Friday, April 4, 2008

Impenetrable prose, continued

The dialogue goes on in the comments on Catherine Spaeth’s post entitled "Being at Ease with Difficulty" where she takes issue with what she calls TIME critic Richard Lacayo’s (see yesterday's post) "call for censorship" :

Short of requiring by law that all wall texts be written in haiku—try cramming “problematize” into that little compartment—I’m not sure what can be done about this….Here might be a modest way to start. Let whoever edits museum catalogues—does anyone edit them?—ban just these five words, which are arranged into rhetorical daisy chains in every other catalogue I see.

1. Interrogates
2. Problematizes
3. References (as a verb)
4. Transgressive
5. Inverts

To those I would add “juxtaposition” and “informed” as in “his work is informed by…”

You are free to add your own.


CAP said...

I still struggle to accept critique as a verb.

Carol Diehl said...

My ex-husband (undisputed head of the grammar police) had the same problem with "curate" as a verb, as I do with "impact."

highlowbetween said...

well at least we are spared 'pitch perfect'. which seems to be the only means of description in publishing these days.

Anonymous said...

I would add the following two:"deconstructs" and "investigates."

Thanks for bringing attention to this very annoying problem.

BTW, very nice meeting you at the blogger talk @ Red Dot!

Sweetcake Enso said...

OK, OK...I think I'm guilty of using the verb "articulate," as a verb, a little too often. (But that doesn't mean I want to wipe it off the face of the earth - Please don't take my Derrida away from me!)

Carol Diehl said...

Oh, and I can't bear "gallerist". I think making the term gender specific would help--as in "galleristo" and "gallerista". Don't you agree that has more flair?

Carol Diehl said...

I also dislike "insightful" but may concede that it has its uses.

Pretty Lady said...

Also 'historicity' and 'teleological.'

Hi, Carol! So lovely to meet you at Red Dot, and I love your blog!

Carol Diehl said...

Ooh, I just came across the word "impactful" in a review and had to note it.

Anonymous said...

these are all nice and useful words you are discarding. i would easily find a penetrable use for them.

i strongly protest.

not all good texts are easy to read. often complex and insightful ideas ideas inform the narrative a layer of seeming incomprehensibility.

you may not like it but writing and reading critique actually requires... effort! and mental effort at that...

God Forbid!

Carol Diehl said...

I’m all for “effort! and mental effort at that”—-just not while I’m on my feet.

Jargon is dandy if it helps experts explicate their ideas to one another, however when applied as here to museum wall text and other information designed to be read by the general public, gives the impression that the authors are incapable of thinking through their ideas enough to state them clearly.

My lament is that the art world is not rigorous enough, far too eager to accept the blather that’s constantly being generated to pump up work that could not otherwise stand on its own—-and that words have become substitutes for actual experience with art.

Anonymous said...

The trendy word I can't get over is "gallerist." Carol already has pretty much the key terms in meaningless praise, especially since overly broad use of "deconstruct" passed out of fashion.
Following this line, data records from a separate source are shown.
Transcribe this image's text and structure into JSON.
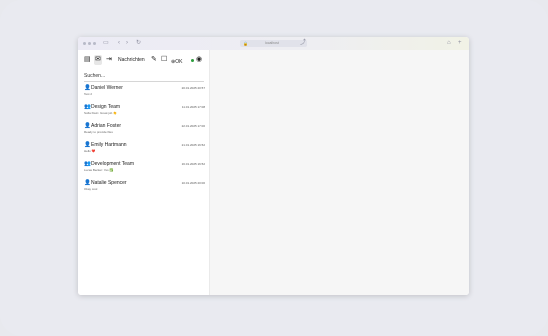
{
  "browser": {
    "url": "localhost"
  },
  "toolbar": {
    "nav_label": "Nachrichten",
    "status_text": "OK"
  },
  "search": {
    "placeholder": "Suchen..."
  },
  "chats": [
    {
      "type": "person",
      "name": "Daniel Werner",
      "time": "20.01.2025 20:57",
      "message": "Test 2"
    },
    {
      "type": "group",
      "name": "Design Team",
      "time": "11.01.2025 17:08",
      "message": "Sofia Klein: Great job 👏"
    },
    {
      "type": "person",
      "name": "Adrian Foster",
      "time": "22.01.2025 17:00",
      "message": "Ready to provide files"
    },
    {
      "type": "person",
      "name": "Emily Hartmann",
      "time": "21.01.2025 16:52",
      "message": "Hello ❤️"
    },
    {
      "type": "group",
      "name": "Development Team",
      "time": "16.01.2025 16:52",
      "message": "Lucas Becker: Yes ✅"
    },
    {
      "type": "person",
      "name": "Natalie Spencer",
      "time": "10.01.2025 20:00",
      "message": "Okay cool"
    }
  ]
}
That verbal use of "critique," though, is in all the dictionaries I have, and I think it's useful, as it's not exactly either the more impartial "analyze" or more judgmental "criticize."